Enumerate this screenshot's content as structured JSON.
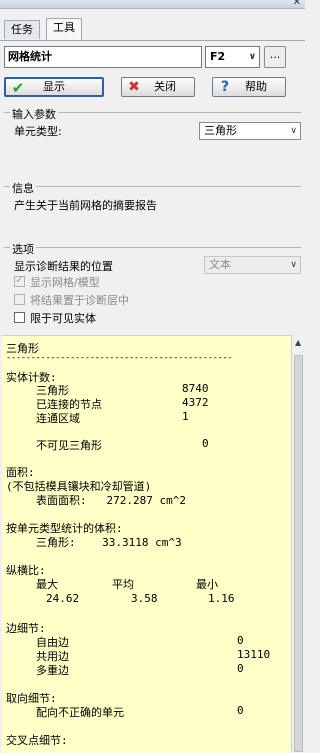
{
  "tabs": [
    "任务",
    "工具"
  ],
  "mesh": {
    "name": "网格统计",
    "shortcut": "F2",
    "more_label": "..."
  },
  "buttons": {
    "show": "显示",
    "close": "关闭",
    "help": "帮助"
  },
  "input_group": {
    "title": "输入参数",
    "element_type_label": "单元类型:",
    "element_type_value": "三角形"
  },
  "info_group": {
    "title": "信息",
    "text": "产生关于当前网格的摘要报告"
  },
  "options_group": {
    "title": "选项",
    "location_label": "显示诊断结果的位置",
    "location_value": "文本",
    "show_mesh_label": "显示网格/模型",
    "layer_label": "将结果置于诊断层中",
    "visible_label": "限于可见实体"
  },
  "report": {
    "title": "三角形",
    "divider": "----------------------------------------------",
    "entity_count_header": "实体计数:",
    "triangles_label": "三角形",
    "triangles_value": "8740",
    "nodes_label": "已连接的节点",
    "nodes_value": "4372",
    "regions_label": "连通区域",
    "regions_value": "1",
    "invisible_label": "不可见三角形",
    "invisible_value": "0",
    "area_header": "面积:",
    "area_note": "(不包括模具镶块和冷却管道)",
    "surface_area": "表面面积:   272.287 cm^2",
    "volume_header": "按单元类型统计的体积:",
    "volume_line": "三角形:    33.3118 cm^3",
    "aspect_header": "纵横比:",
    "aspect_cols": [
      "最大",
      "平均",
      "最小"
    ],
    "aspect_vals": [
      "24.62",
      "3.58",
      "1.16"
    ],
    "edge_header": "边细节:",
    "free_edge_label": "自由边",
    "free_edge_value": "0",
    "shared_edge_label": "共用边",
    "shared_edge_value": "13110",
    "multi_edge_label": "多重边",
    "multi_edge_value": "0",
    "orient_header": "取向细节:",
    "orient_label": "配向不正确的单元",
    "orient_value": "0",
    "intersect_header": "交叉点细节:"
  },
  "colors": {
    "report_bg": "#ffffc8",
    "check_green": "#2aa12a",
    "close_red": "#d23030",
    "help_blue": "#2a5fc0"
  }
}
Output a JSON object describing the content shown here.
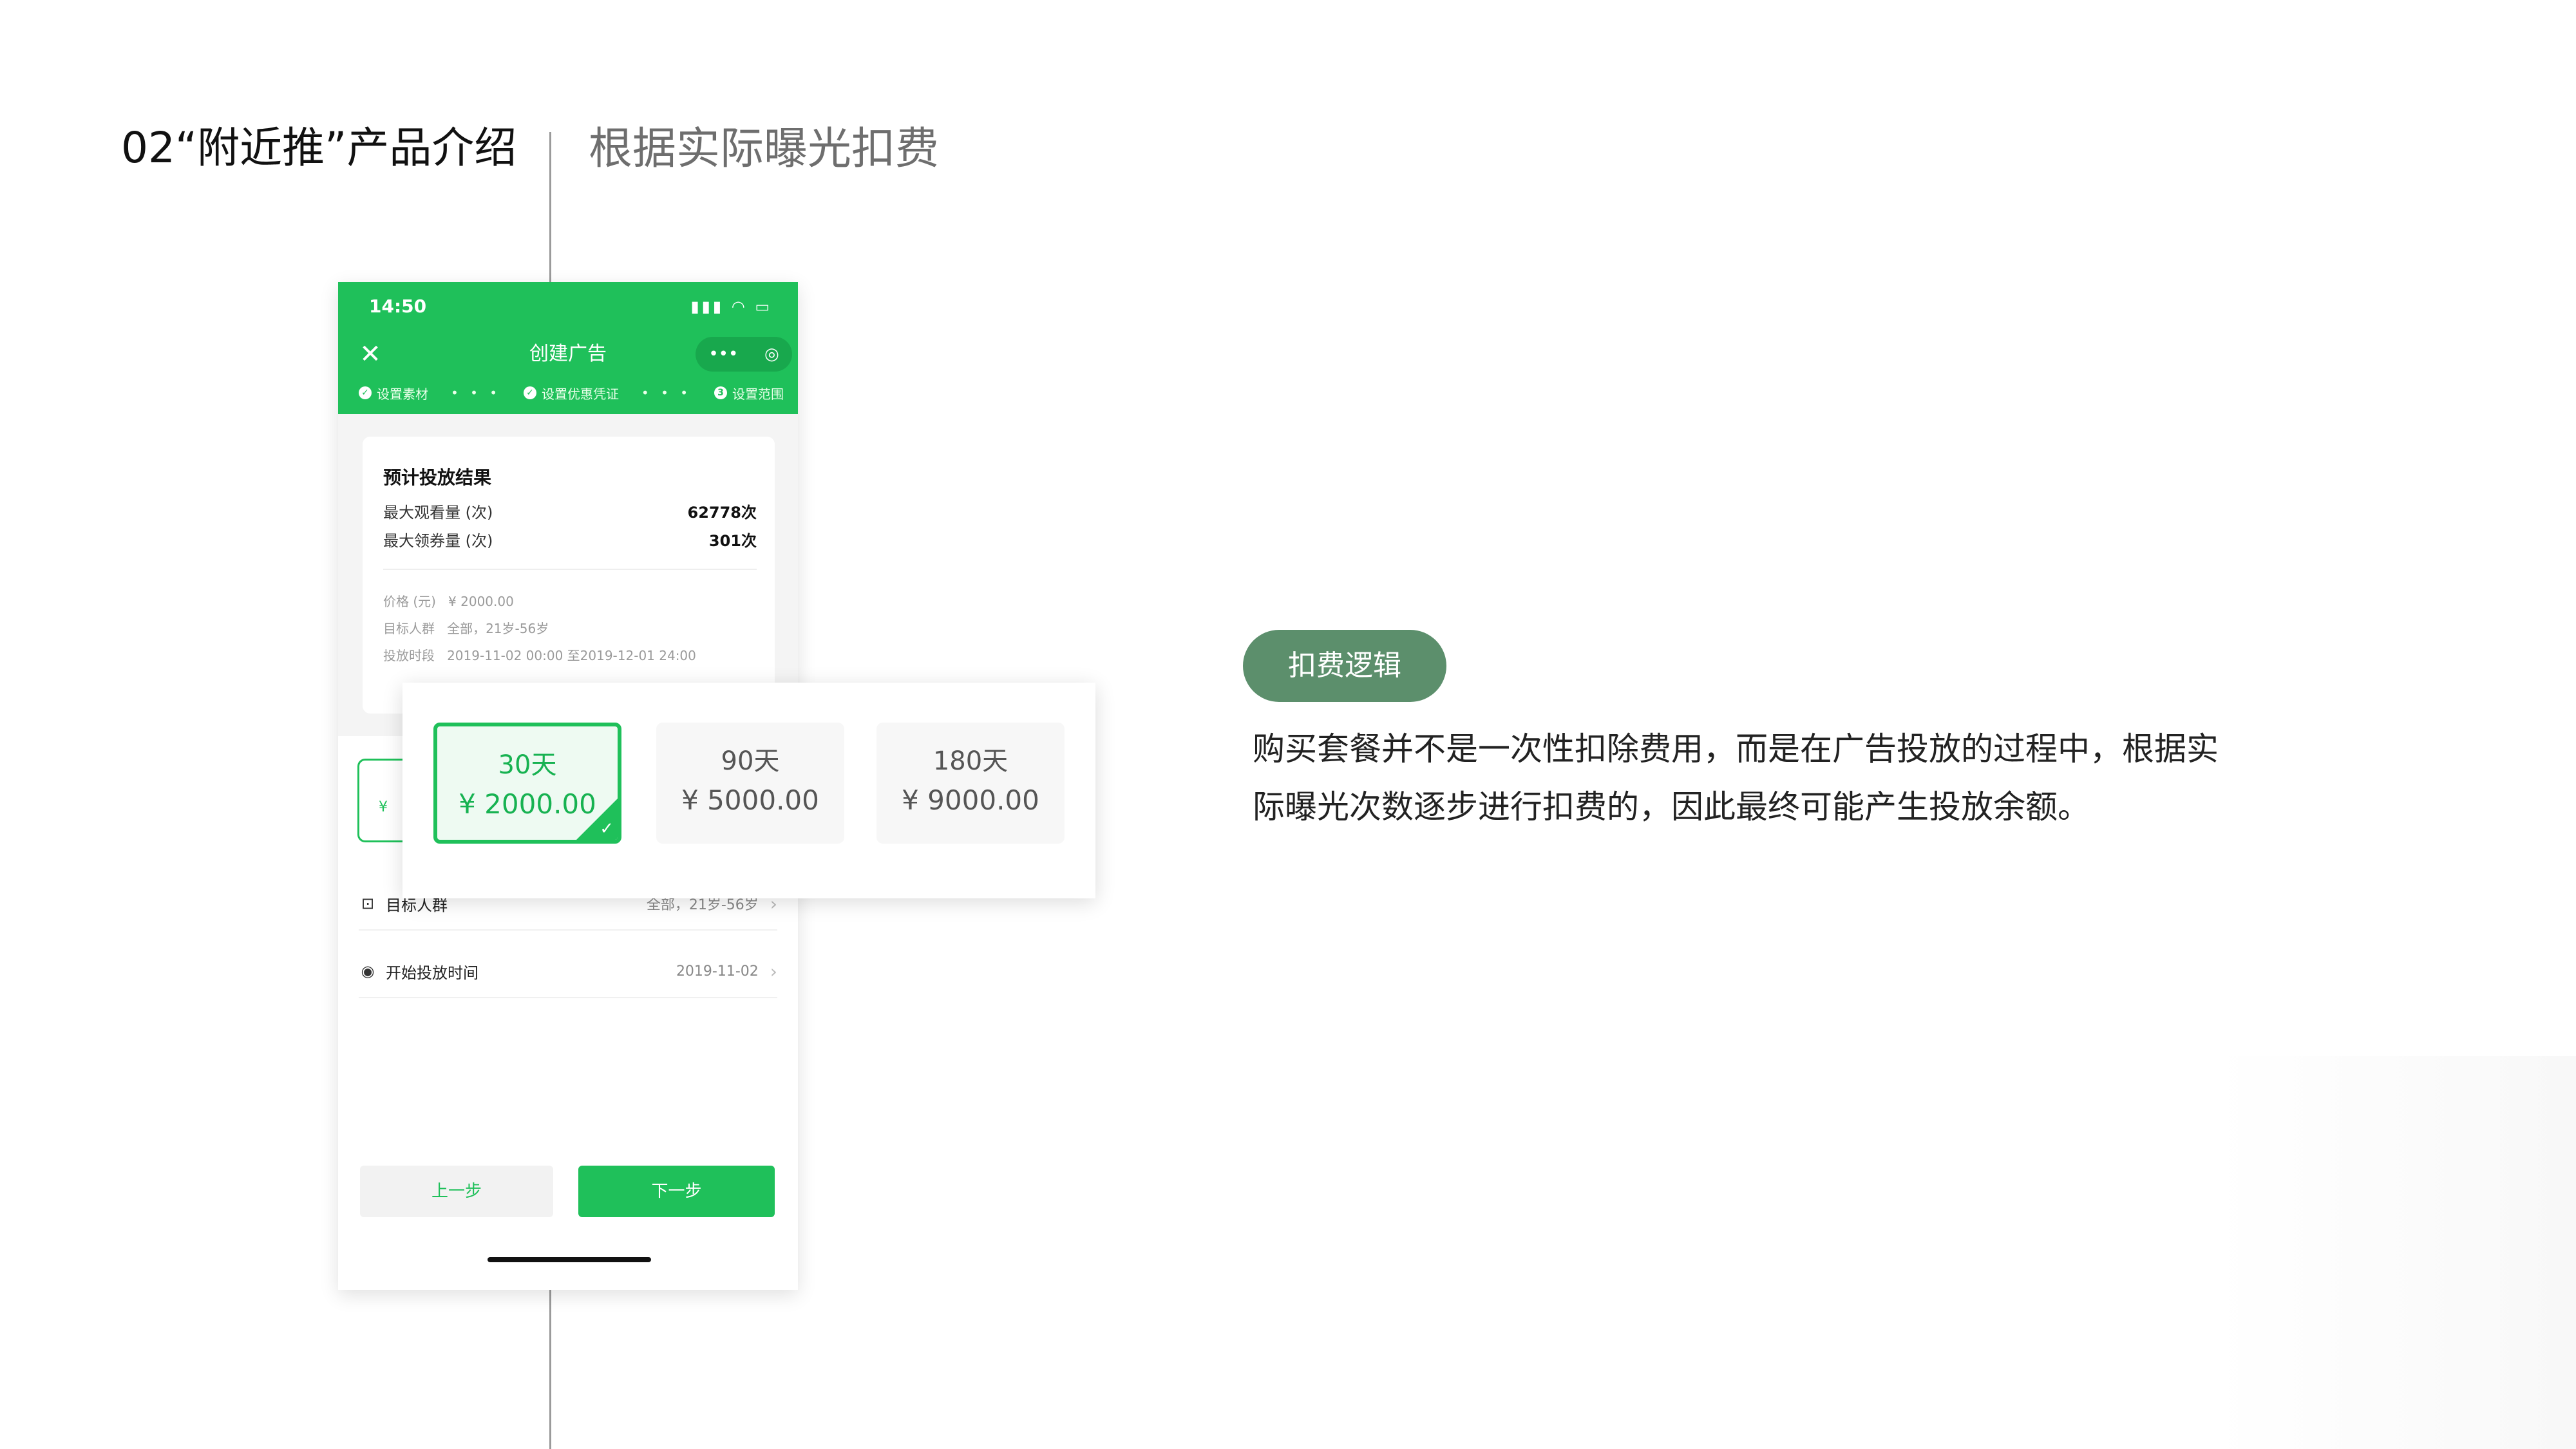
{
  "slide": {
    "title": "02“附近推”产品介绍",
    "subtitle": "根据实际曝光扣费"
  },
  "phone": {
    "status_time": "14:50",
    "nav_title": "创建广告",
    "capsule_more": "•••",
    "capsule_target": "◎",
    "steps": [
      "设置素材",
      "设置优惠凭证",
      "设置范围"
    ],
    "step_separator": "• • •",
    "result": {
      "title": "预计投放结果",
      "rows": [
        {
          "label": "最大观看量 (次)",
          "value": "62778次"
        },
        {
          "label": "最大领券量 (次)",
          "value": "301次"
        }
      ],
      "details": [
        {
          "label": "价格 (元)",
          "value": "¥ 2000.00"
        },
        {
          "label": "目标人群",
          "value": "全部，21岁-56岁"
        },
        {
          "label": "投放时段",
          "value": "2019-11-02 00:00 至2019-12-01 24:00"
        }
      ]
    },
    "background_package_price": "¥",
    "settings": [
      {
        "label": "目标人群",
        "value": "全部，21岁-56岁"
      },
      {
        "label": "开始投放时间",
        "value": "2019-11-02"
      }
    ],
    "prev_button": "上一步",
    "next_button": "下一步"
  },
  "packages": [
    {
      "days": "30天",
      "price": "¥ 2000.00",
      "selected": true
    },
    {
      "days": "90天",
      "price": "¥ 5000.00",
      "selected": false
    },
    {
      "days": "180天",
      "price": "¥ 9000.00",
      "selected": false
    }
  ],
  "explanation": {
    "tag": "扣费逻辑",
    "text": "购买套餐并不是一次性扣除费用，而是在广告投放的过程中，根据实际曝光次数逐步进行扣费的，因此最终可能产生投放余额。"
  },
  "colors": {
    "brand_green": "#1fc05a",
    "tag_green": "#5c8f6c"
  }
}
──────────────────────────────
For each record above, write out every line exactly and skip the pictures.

Enumerate this screenshot's content as structured JSON.
{
  "tabs": [
    "任务",
    "工具"
  ],
  "mesh": {
    "name": "网格统计",
    "shortcut": "F2",
    "more_label": "..."
  },
  "buttons": {
    "show": "显示",
    "close": "关闭",
    "help": "帮助"
  },
  "input_group": {
    "title": "输入参数",
    "element_type_label": "单元类型:",
    "element_type_value": "三角形"
  },
  "info_group": {
    "title": "信息",
    "text": "产生关于当前网格的摘要报告"
  },
  "options_group": {
    "title": "选项",
    "location_label": "显示诊断结果的位置",
    "location_value": "文本",
    "show_mesh_label": "显示网格/模型",
    "layer_label": "将结果置于诊断层中",
    "visible_label": "限于可见实体"
  },
  "report": {
    "title": "三角形",
    "divider": "----------------------------------------------",
    "entity_count_header": "实体计数:",
    "triangles_label": "三角形",
    "triangles_value": "8740",
    "nodes_label": "已连接的节点",
    "nodes_value": "4372",
    "regions_label": "连通区域",
    "regions_value": "1",
    "invisible_label": "不可见三角形",
    "invisible_value": "0",
    "area_header": "面积:",
    "area_note": "(不包括模具镶块和冷却管道)",
    "surface_area": "表面面积:   272.287 cm^2",
    "volume_header": "按单元类型统计的体积:",
    "volume_line": "三角形:    33.3118 cm^3",
    "aspect_header": "纵横比:",
    "aspect_cols": [
      "最大",
      "平均",
      "最小"
    ],
    "aspect_vals": [
      "24.62",
      "3.58",
      "1.16"
    ],
    "edge_header": "边细节:",
    "free_edge_label": "自由边",
    "free_edge_value": "0",
    "shared_edge_label": "共用边",
    "shared_edge_value": "13110",
    "multi_edge_label": "多重边",
    "multi_edge_value": "0",
    "orient_header": "取向细节:",
    "orient_label": "配向不正确的单元",
    "orient_value": "0",
    "intersect_header": "交叉点细节:"
  },
  "colors": {
    "report_bg": "#ffffc8",
    "check_green": "#2aa12a",
    "close_red": "#d23030",
    "help_blue": "#2a5fc0"
  }
}
Output a JSON object describing the content shown here.
{
  "slide": {
    "title": "02“附近推”产品介绍",
    "subtitle": "根据实际曝光扣费"
  },
  "phone": {
    "status_time": "14:50",
    "nav_title": "创建广告",
    "capsule_more": "•••",
    "capsule_target": "◎",
    "steps": [
      "设置素材",
      "设置优惠凭证",
      "设置范围"
    ],
    "step_separator": "• • •",
    "result": {
      "title": "预计投放结果",
      "rows": [
        {
          "label": "最大观看量 (次)",
          "value": "62778次"
        },
        {
          "label": "最大领券量 (次)",
          "value": "301次"
        }
      ],
      "details": [
        {
          "label": "价格 (元)",
          "value": "¥ 2000.00"
        },
        {
          "label": "目标人群",
          "value": "全部，21岁-56岁"
        },
        {
          "label": "投放时段",
          "value": "2019-11-02 00:00 至2019-12-01 24:00"
        }
      ]
    },
    "background_package_price": "¥",
    "settings": [
      {
        "label": "目标人群",
        "value": "全部，21岁-56岁"
      },
      {
        "label": "开始投放时间",
        "value": "2019-11-02"
      }
    ],
    "prev_button": "上一步",
    "next_button": "下一步"
  },
  "packages": [
    {
      "days": "30天",
      "price": "¥ 2000.00",
      "selected": true
    },
    {
      "days": "90天",
      "price": "¥ 5000.00",
      "selected": false
    },
    {
      "days": "180天",
      "price": "¥ 9000.00",
      "selected": false
    }
  ],
  "explanation": {
    "tag": "扣费逻辑",
    "text": "购买套餐并不是一次性扣除费用，而是在广告投放的过程中，根据实际曝光次数逐步进行扣费的，因此最终可能产生投放余额。"
  },
  "colors": {
    "brand_green": "#1fc05a",
    "tag_green": "#5c8f6c"
  }
}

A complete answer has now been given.